Data for this exercise.
-- Opening Marker --

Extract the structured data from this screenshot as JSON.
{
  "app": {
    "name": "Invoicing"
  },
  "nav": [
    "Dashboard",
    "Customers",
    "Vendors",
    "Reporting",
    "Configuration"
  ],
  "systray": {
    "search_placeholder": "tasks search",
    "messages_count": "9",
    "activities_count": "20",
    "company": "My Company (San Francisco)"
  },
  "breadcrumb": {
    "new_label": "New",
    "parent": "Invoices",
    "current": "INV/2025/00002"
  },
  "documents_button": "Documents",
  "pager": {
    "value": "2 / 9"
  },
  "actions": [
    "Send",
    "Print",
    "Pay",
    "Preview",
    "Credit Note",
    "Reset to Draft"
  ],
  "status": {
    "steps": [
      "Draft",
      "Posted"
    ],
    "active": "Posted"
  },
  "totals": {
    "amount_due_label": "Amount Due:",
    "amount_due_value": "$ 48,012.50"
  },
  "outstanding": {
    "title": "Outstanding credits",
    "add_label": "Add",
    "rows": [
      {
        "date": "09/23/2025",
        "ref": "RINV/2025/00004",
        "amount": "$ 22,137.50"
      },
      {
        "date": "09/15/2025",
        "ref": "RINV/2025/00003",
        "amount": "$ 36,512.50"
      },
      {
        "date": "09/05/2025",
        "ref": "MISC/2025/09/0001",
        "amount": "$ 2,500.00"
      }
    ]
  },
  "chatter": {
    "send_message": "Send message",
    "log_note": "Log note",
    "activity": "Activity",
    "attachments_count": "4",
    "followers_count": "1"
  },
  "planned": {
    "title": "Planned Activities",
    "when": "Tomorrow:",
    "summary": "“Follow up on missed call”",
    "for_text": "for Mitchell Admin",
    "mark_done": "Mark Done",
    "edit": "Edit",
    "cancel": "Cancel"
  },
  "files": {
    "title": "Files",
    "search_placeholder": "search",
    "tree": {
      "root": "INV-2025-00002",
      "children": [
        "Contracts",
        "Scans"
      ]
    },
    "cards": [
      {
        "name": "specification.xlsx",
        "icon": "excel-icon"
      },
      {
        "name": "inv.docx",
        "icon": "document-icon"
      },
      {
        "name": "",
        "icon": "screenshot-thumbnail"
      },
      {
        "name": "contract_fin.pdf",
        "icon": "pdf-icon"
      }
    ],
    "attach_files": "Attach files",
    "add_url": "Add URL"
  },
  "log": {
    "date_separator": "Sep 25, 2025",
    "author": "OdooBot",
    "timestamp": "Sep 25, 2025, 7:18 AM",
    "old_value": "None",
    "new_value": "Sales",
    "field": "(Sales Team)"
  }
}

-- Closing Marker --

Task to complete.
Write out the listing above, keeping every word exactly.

Task answer.
Extract the structured data from this screenshot as JSON.
{
  "app": {
    "name": "Invoicing"
  },
  "nav": [
    "Dashboard",
    "Customers",
    "Vendors",
    "Reporting",
    "Configuration"
  ],
  "systray": {
    "search_placeholder": "tasks search",
    "messages_count": "9",
    "activities_count": "20",
    "company": "My Company (San Francisco)"
  },
  "breadcrumb": {
    "new_label": "New",
    "parent": "Invoices",
    "current": "INV/2025/00002"
  },
  "documents_button": "Documents",
  "pager": {
    "value": "2 / 9"
  },
  "actions": [
    "Send",
    "Print",
    "Pay",
    "Preview",
    "Credit Note",
    "Reset to Draft"
  ],
  "status": {
    "steps": [
      "Draft",
      "Posted"
    ],
    "active": "Posted"
  },
  "totals": {
    "amount_due_label": "Amount Due:",
    "amount_due_value": "$ 48,012.50"
  },
  "outstanding": {
    "title": "Outstanding credits",
    "add_label": "Add",
    "rows": [
      {
        "date": "09/23/2025",
        "ref": "RINV/2025/00004",
        "amount": "$ 22,137.50"
      },
      {
        "date": "09/15/2025",
        "ref": "RINV/2025/00003",
        "amount": "$ 36,512.50"
      },
      {
        "date": "09/05/2025",
        "ref": "MISC/2025/09/0001",
        "amount": "$ 2,500.00"
      }
    ]
  },
  "chatter": {
    "send_message": "Send message",
    "log_note": "Log note",
    "activity": "Activity",
    "attachments_count": "4",
    "followers_count": "1"
  },
  "planned": {
    "title": "Planned Activities",
    "when": "Tomorrow:",
    "summary": "“Follow up on missed call”",
    "for_text": "for Mitchell Admin",
    "mark_done": "Mark Done",
    "edit": "Edit",
    "cancel": "Cancel"
  },
  "files": {
    "title": "Files",
    "search_placeholder": "search",
    "tree": {
      "root": "INV-2025-00002",
      "children": [
        "Contracts",
        "Scans"
      ]
    },
    "cards": [
      {
        "name": "specification.xlsx",
        "icon": "excel-icon"
      },
      {
        "name": "inv.docx",
        "icon": "document-icon"
      },
      {
        "name": "",
        "icon": "screenshot-thumbnail"
      },
      {
        "name": "contract_fin.pdf",
        "icon": "pdf-icon"
      }
    ],
    "attach_files": "Attach files",
    "add_url": "Add URL"
  },
  "log": {
    "date_separator": "Sep 25, 2025",
    "author": "OdooBot",
    "timestamp": "Sep 25, 2025, 7:18 AM",
    "old_value": "None",
    "new_value": "Sales",
    "field": "(Sales Team)"
  }
}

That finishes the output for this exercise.